NASA’s new Orion crew capsule came within 81 miles of the lunar surface Monday.
NASA’s new Orion crew capsule came within 81 miles of the lunar surface Monday. Its path also took the spacecraft over the Apollo 11 landing site, Tranquility Base, where astronauts first landed on the moon in 1969.
The flyby occurred after Orion ignited its main engine for 2 1/2 minutes, a critical maneuver that put the vehicle on course to enter the moon’s orbit later this week.
The lunar approach is part of NASA’s Artemis I mission, which launched from Florida early on Nov. 16. The flight is the first major mission in the space agency’s Artemis program, which aims to send the first woman and the first person of color to the moon.
No astronauts are on board Orion. Artemis I is testing the hardware that NASA plans to use to send people to the the moon in the future.

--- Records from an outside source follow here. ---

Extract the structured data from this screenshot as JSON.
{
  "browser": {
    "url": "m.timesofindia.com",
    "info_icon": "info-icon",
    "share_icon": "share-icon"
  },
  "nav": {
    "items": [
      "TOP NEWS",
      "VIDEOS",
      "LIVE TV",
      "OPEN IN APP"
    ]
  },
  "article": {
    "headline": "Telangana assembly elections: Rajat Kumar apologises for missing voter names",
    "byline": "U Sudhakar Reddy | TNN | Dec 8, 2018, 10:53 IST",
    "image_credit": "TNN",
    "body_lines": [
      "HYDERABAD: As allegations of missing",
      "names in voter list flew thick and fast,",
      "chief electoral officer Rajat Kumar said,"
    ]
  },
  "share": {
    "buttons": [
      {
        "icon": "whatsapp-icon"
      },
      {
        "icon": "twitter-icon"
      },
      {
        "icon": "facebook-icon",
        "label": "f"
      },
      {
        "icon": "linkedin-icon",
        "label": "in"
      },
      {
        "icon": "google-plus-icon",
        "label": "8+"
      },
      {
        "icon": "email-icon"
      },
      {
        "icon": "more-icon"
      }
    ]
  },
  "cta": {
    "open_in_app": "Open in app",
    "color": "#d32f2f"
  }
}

Since its launch on top of NASA’s new Space Launch System rocket, Orion has spent the last 5 days on its way to lunar orbit. The capsule must perform a series of engine burns, as well as harness the gravity of the moon to put Orion into an elongated orbit known as a distant retrograde orbit.
Monday’s burn was one of two major maneuvers that Orion must do to enter lunar orbit. On Nov. 25 at around 4:52 p.m., Orion will perform a second burn to insert itself into orbit, where it will remain for about a week before leaving on the journey home. While in orbit around the moon, Orion will travel beyond 248,655 miles (400,170 kilometers) from Earth. That’s the farthest a vehicle made for humans has ever traveled before.
Orion performed its engine burn Monday morning while traveling on the far side of the moon, during a communication blackout from Earth. Once the vehicle emerged from the blackout, NASA was able to acquire its signal again and Orion sent down images of a distant planet Earth, appearing as a tiny orb surrounded by darkness.